would be rounded and computes more digits
Parsing
scientificP :: ReadP Scientific #
A parser for parsing a floatingpoint
number into a Scientific
value. Example:
> import Text.ParserCombinators.ReadP (readP_to_S) > readP_to_S scientificP "3" [(3.0,"")] > readP_to_S scientificP "3.0e2" [(3.0,"e2"),(300.0,"")] > readP_to_S scientificP "+3.0e+2" [(3.0,"e+2"),(300.0,"")] > readP_to_S scientificP "3.0e2" [(3.0,"e2"),(3.0e2,"")]
Note: This parser only parses the number itself; it does not parse any surrounding parentheses or whitespaces.
Pretty printing
:: FPFormat  
> Maybe Int  Number of decimal places to render. 
> Scientific  
> String 
Like show
but provides rendering options.
Control the rendering of floating point numbers.
toDecimalDigits :: Scientific > ([Int], Int) #
Similar to floatToDigits
, toDecimalDigits
takes a
positive Scientific
number, and returns a list of digits and
a base10 exponent. In particular, if x>=0
, and
toDecimalDigits x = ([d1,d2,...,dn], e)
then
n >= 1
x = 0.d1d2...dn * (10^^e)
0 <= di <= 9
null $ takeWhile (==0) $ reverse [d1,d2,...,dn]
The last property means that the coefficient will be normalized, i.e. doesn't contain trailing zeros.
Normalization
normalize :: Scientific > Scientific #
Normalize a scientific number by dividing out powers of 10 from the
coefficient
and incrementing the base10Exponent
each time.
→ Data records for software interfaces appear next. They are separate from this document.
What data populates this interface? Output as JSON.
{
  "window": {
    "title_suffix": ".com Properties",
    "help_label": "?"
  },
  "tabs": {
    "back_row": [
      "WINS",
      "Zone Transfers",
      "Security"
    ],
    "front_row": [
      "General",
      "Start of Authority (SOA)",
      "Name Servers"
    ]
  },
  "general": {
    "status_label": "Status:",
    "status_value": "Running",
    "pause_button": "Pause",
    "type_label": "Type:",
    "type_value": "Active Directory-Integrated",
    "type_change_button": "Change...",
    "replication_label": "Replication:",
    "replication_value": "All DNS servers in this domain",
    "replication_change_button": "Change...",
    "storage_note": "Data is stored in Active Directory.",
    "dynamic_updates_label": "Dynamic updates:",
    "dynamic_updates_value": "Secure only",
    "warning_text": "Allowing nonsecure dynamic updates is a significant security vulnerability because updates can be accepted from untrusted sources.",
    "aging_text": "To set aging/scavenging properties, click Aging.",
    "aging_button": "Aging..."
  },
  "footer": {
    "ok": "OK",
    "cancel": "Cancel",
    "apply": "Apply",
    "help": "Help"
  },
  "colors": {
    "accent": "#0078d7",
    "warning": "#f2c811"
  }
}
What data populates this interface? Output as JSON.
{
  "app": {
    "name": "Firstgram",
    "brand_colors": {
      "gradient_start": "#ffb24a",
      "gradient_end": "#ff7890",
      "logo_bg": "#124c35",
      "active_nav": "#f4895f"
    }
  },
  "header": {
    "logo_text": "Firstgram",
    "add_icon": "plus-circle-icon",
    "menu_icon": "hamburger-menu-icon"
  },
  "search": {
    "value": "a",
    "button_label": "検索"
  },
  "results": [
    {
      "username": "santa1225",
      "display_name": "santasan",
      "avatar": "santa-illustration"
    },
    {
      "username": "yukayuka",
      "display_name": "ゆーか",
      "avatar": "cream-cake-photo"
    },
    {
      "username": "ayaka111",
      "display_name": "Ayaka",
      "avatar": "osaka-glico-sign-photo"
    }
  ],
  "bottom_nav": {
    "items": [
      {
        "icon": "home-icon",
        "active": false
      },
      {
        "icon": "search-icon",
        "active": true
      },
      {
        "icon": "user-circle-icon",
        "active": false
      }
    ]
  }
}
You should rarely have a need for this function since scientific numbers are
automatically normalized when prettyprinted and in toDecimalDigits
.